» **Task**
In the records below, pick out all lines containing the word "view".
════════════════════
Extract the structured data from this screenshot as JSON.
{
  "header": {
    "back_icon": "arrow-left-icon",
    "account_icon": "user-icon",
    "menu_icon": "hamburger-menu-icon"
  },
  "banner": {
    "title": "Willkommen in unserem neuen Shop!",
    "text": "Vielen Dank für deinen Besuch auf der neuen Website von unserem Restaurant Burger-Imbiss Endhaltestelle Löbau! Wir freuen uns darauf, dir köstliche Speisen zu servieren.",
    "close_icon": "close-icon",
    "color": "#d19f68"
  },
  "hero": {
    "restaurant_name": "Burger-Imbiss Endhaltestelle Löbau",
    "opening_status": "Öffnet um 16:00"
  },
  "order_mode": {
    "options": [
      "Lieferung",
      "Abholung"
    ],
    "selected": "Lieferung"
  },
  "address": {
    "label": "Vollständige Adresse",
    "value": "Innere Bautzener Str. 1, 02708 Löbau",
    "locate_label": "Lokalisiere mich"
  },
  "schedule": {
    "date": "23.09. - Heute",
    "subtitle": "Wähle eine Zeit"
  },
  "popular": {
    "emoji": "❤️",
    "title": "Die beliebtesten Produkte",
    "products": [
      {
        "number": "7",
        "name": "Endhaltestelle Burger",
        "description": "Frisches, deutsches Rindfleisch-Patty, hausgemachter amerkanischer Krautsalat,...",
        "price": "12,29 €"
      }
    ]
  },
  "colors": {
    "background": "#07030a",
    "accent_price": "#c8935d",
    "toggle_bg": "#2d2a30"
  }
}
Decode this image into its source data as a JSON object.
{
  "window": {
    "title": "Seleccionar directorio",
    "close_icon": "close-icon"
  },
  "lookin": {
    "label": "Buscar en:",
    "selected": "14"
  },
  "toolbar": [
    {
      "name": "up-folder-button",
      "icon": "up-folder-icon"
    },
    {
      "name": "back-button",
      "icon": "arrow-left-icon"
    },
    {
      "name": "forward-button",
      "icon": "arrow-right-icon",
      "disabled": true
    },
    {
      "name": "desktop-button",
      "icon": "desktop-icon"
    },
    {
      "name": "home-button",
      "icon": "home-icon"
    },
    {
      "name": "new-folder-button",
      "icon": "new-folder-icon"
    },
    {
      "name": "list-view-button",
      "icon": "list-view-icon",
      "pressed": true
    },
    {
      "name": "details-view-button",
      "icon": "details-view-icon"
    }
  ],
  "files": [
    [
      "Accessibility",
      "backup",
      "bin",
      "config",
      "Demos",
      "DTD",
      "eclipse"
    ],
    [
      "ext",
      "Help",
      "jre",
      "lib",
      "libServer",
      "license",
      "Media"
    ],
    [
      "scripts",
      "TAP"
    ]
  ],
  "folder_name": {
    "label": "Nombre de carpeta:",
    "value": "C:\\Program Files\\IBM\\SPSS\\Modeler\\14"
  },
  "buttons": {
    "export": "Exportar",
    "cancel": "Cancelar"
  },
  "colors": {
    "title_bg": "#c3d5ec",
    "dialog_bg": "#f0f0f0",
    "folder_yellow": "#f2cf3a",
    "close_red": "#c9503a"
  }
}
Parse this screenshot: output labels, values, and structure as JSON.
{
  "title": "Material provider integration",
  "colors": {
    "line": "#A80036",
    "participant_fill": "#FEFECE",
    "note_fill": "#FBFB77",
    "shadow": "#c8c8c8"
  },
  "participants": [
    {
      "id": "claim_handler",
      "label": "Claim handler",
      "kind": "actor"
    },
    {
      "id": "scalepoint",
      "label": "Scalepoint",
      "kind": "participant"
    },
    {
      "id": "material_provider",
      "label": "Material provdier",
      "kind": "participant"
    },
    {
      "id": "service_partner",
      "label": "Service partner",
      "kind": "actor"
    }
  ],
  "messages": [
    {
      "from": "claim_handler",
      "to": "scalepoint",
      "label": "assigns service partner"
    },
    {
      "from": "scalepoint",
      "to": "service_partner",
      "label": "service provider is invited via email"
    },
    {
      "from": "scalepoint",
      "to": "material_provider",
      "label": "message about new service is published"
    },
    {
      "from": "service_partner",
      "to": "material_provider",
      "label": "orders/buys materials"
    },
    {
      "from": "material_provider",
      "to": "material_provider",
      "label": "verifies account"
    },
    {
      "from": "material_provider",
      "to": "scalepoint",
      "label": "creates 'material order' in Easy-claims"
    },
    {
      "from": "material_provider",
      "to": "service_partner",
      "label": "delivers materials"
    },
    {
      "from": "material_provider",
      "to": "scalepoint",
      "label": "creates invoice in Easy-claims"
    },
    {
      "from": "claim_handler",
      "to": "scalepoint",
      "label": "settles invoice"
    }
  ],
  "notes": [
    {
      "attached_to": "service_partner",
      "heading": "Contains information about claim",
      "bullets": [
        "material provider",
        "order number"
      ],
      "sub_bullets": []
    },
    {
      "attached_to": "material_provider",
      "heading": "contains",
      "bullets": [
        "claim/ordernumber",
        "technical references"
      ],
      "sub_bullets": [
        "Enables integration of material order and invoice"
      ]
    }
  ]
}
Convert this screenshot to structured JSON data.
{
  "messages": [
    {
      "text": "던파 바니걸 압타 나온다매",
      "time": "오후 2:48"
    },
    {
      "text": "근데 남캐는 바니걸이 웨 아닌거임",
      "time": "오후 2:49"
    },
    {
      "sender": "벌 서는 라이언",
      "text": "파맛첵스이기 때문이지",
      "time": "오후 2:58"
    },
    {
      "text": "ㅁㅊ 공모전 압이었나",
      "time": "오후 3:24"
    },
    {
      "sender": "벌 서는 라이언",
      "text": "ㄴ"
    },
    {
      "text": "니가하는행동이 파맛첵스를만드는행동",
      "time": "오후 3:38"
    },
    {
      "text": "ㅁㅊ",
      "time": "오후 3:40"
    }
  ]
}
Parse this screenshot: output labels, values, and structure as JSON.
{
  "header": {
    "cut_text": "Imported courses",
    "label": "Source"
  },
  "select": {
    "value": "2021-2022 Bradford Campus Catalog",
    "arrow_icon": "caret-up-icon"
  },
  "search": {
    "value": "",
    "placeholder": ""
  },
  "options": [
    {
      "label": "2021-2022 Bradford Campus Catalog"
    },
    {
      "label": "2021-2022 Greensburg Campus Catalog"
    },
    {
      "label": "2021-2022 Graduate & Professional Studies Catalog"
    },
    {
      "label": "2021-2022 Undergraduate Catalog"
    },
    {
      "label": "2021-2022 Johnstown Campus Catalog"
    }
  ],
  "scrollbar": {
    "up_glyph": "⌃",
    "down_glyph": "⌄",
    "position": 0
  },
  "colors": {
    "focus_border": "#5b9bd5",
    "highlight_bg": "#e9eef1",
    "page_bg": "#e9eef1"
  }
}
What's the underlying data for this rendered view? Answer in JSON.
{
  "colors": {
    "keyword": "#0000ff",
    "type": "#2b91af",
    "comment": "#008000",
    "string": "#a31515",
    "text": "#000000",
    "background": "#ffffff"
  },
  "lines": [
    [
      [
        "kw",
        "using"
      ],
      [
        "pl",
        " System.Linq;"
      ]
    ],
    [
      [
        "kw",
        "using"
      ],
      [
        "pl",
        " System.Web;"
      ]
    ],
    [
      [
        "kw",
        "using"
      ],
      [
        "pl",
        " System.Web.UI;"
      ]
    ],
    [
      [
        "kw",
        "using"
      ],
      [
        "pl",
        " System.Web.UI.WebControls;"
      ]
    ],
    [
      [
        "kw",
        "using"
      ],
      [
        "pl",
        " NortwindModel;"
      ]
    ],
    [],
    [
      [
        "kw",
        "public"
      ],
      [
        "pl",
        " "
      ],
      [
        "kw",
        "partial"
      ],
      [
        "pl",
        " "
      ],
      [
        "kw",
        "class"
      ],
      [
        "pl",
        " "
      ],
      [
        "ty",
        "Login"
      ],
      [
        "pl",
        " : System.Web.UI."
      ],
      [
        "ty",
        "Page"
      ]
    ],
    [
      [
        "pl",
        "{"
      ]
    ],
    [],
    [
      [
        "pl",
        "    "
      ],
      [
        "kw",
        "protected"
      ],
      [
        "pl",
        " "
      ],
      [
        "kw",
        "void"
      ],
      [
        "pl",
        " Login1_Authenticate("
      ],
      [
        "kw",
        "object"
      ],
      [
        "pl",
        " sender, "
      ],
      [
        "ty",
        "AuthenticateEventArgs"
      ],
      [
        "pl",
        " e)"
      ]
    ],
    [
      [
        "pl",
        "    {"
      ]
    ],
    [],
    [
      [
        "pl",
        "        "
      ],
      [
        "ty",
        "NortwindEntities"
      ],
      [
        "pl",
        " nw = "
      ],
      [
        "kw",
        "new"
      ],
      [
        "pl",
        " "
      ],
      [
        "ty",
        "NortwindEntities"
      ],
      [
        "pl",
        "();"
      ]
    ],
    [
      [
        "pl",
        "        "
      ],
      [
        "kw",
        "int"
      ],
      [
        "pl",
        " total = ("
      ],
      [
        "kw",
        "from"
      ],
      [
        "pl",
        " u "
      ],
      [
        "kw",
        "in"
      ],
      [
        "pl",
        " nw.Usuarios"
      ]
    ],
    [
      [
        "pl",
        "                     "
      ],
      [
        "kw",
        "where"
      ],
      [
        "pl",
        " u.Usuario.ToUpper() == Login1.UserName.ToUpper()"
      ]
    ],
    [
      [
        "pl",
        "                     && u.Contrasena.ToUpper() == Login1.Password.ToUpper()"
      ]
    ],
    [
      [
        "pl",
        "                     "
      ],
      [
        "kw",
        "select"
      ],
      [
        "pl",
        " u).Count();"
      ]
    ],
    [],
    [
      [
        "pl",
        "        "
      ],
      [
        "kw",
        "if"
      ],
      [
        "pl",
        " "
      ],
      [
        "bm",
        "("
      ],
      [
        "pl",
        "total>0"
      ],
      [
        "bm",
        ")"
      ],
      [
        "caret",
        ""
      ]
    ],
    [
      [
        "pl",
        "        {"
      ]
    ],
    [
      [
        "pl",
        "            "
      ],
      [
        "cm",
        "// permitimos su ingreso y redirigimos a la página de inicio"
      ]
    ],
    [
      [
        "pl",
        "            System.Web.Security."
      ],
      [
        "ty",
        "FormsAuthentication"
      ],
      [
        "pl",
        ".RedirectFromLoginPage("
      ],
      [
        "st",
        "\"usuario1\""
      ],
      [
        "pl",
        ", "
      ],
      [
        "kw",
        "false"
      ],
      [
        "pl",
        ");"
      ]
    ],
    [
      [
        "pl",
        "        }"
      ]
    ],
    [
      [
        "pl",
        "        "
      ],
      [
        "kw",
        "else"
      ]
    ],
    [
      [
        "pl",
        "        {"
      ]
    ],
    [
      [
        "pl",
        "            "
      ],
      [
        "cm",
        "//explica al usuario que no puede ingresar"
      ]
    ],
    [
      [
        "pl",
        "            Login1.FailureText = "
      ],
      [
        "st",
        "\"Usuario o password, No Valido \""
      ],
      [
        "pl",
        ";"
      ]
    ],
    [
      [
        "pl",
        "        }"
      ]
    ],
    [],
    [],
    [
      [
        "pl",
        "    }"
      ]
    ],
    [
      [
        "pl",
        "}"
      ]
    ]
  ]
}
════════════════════
» **Result**
      "name": "list-view-button",
      "icon": "list-view-icon",
      "name": "details-view-button",
      "icon": "details-view-icon"
What's the underlying data for this rendered view? Answer in JSON.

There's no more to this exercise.